Ecclesiastes ends with this: "The end of the matter: all has been heard. Fear God and keep his commandments, for this is the whole duty of man. For God will bring every deed into judgment with every secret thing, whether good or evil" (Ecclesiastes 12:13). This is the key to living. Life is complicated and fraught with difficulty, even evil, but God has given us a compass that points true North as we journey through: "Fear God and keep his commandments." He gave us the best motivation to do so, as well: "For God will bring every deed into judgment, with every secret thing, whether good or evil." In between those two things lies our life, to be lived in simple, glad obedience, trust and gratitude.

I'm so thankful for Ecclesiastes. It's words are like "goads" (Ecclesiastes 12:11), the sharp, pointed sticks that keep the flock to the right path, and they are like "nails firmly fixed" (12:11), providing "moral and intellectual stability" (from the ESV Study Bible explanatory notes). It has been that for me over the past few days. Vanity, vanity, all is vanity apart from Christ. All flesh is as grass; the grass withers and the flower fades, but the word of the Lord, it lasts forever (1 Peter 1:22-25).

Thursday, November 18, 2010

Going About It Our Own Way

What a tragedy in the Church and in the families in the Church! Our Lord gave us the model to pray and what could be more clear? It is "our" Father and give "us" this day "our" daily bread; forgive "us" our trespasses and deliver "us" from the evil one. It's a prayer, and a model for prayer, meant to be prayed together with other believers.

I'm sad that we don't pray together like that; sad that we don't feel the need to.

(Maybe one day we will!)

Tuesday, November 16, 2010

Prayer and Listening to God

“I believe that prayer should be as much about listening to God as it is about talking to him.”

Listen to popular Christian radio, take a walk down the aisles of most Christian bookstores, or do a Google search on the topic and this is the sentiment and belief you're sure to hear. But is this really what the Bible teaches us to believe and to expect about prayer and about listening for God's voice? It's certainly what a large segment of the Church has come to expect. But believe it or not there was a day, not so long ago, that the claim that we are to listen for God's voice would have been soundly rejected. Why not these days? Has the church learned something new-- or have we forgotten something we used to know?
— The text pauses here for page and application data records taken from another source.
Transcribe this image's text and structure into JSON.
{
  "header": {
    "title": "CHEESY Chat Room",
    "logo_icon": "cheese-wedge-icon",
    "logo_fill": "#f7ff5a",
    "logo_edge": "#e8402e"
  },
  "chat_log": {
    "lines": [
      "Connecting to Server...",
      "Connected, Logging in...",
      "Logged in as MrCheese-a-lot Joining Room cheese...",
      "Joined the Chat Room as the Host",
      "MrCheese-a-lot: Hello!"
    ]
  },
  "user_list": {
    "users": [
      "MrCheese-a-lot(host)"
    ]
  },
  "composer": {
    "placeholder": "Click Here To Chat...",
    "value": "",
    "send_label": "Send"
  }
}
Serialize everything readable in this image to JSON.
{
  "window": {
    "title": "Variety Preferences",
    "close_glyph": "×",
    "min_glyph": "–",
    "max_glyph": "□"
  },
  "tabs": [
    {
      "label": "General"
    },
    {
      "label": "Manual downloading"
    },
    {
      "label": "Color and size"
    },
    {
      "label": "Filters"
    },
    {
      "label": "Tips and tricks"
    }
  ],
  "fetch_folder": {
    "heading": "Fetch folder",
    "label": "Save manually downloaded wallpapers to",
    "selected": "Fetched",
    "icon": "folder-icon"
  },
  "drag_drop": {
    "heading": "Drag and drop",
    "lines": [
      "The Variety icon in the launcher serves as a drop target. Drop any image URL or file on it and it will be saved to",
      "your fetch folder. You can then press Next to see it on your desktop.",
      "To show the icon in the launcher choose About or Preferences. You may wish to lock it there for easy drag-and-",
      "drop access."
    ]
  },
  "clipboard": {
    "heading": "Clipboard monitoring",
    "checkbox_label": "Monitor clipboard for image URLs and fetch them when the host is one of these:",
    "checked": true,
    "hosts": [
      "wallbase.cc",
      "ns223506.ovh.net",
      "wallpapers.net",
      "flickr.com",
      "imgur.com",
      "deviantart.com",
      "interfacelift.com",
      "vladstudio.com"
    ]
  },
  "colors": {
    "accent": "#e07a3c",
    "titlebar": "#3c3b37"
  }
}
I believe that the latter is true. I'm not alone in saying so; the record of Church history, and (I believe) the Bible, and fortunately a growing number of people speaking on this issue today, agree. We're up against a battle in trying to shed light on and correct this wrong view, though. Popular teachers and speakers hold conferences and write books that promote just the sentiment quoted above. It's a difficult and emotional issue to talk to people about, because the effort to convince of a better way necessarily involves pointing out a bad, but very accepted, way.

But the Bible tells us, if we are willing to hear what it says, just what God wants his people to know about prayer and listening to God. What God's people believe about prayer and about how to hear God's voice is very important. What we believe about it will determine how, and why, we pray. We must gain the knowledge from God's word we need to discern whether popular authors and speakers are right in what they are claiming about listening for God's voice. We must determine if it's possible that the wool has been pulled over our eyes concerning this whole idea of hearing God's voice in prayer.

It's not a simple issue in our day and time. Much has been mistaught (as I'll provide examples to show in later posts). It takes a lot of words, and patience, to accurately convey what the Scriptures teach on this. As with all doctrine, the doctrine of prayer and of how God guides his people won't be grasped simplistically or overnight. But over the course of some upcoming blog posts, I'd like to offer some things for people to consider, chew on, go prayerfully to key Scriptures about. I hope you'll consider reading them and interacting with me, if you'd like, in the comments.

Next post, "A Definition of Prayer," something we may think we've had down pat, but could find surprising in some ways.

(This is Part 1 of a series of posts on Prayer and Listening to God. Click here for Part 2).